I agree. I spent three of my best years in the Army in the 2nd ACR from ’88 – ’91. Before that I was at Fort Irwin (Op-For Support) and before that in the 8th ID, and nothing prepared me for the Cav. … what a great experience. Every soldier should spend time in the Cav. It is a completely different mind-set. I mean, no other unit in the Army is as self sufficient as the Cav. They all rely on other assets (Div Arty for artillery, air brigades for air support, support battalion for support, etc…). Not the Cav. We have all of our own assets and are totally prepared to use them. Although I was in Support (I was on an MST responsible for Direct Support of 2/2 ACR), we still had to act and think Cav, train like the Squadron does, etc. In fact, I was one of two volunteers for the BDAR team, whose responsibility was to stay with the combat trains for the Squadron. No other DS level troopers were as close to the front as us, and I LOVED every minute of it. We spent more time in the field than the main support troop did, and I loved it too. It completely prepared me for combat. I earned my Desert Storm Spurs and I hang the orders proudly in my office at home, as well as every other 2nd ACR memento I have. In closing, I just want to say God Bless the Cav, the US Army, and all of the men and women who are out there protecting us from terror and tyranny as well as our freedom and our way of life.

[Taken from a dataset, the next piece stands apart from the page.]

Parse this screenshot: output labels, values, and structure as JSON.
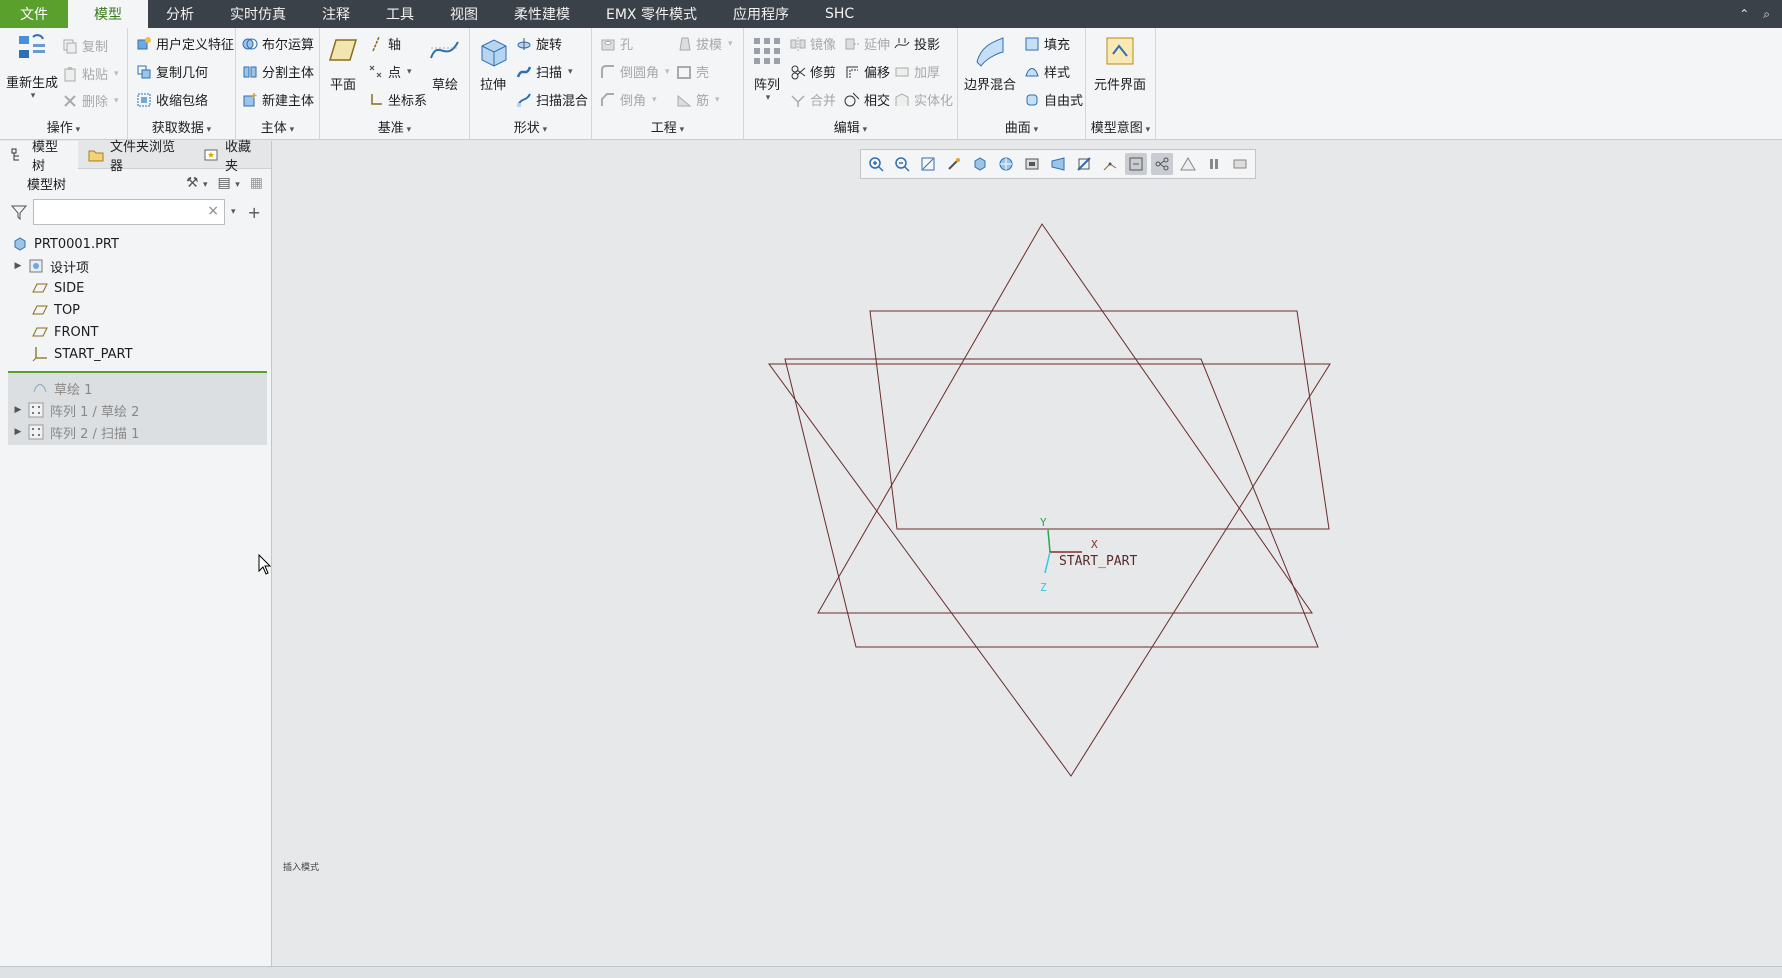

Sgt. Bruce Sorge
Always Ready, Second to None
I was attached to HHT during the ground war in the Gulf. Long enough to experience that feeling you all mention. The rest of my unit and I (B Co. 511 MI) were treated like fellow troopers, not just someone along for the ride. I am presently in the Mississippi National Guard, and proudly wear the Toujours Pret on my right shoulder. If ever there was another situation where the 2nd ACR could use my services, I would do it without hesitation. God Bless the Cav.
SGT Marvin Horton
A CO, 223rd ENG BN
I was the Fire Support SGT for the 1st Sqdn, 2nd ACR from OCT 89 to MAY 92. I had just came off from 4 years as a drill sgt, and I did not know what to expect to do in a CAV SQDN. I soon found out that there is no unit in the ARMY that is as close knit and dependent on each other as the CAV. It was the best time that I had in my 23 years in the ARMY, and I am a lifetime member of the 2ACR Association ( l-832 ). There is no unit in the Army that has the awesome firepower that we have, and the ESPRIT de CORPS. I am proud to call myself a 2ACR CAV soldier. Always Ready!
(Drill11b) OCT ’89-MAY ’92
Ft Sill, OK
There you have it. Unavoidable, undeniable, the slightest contact and you are infected for life.
TOUJOURS PRET – ALWAYS READY (to spread)!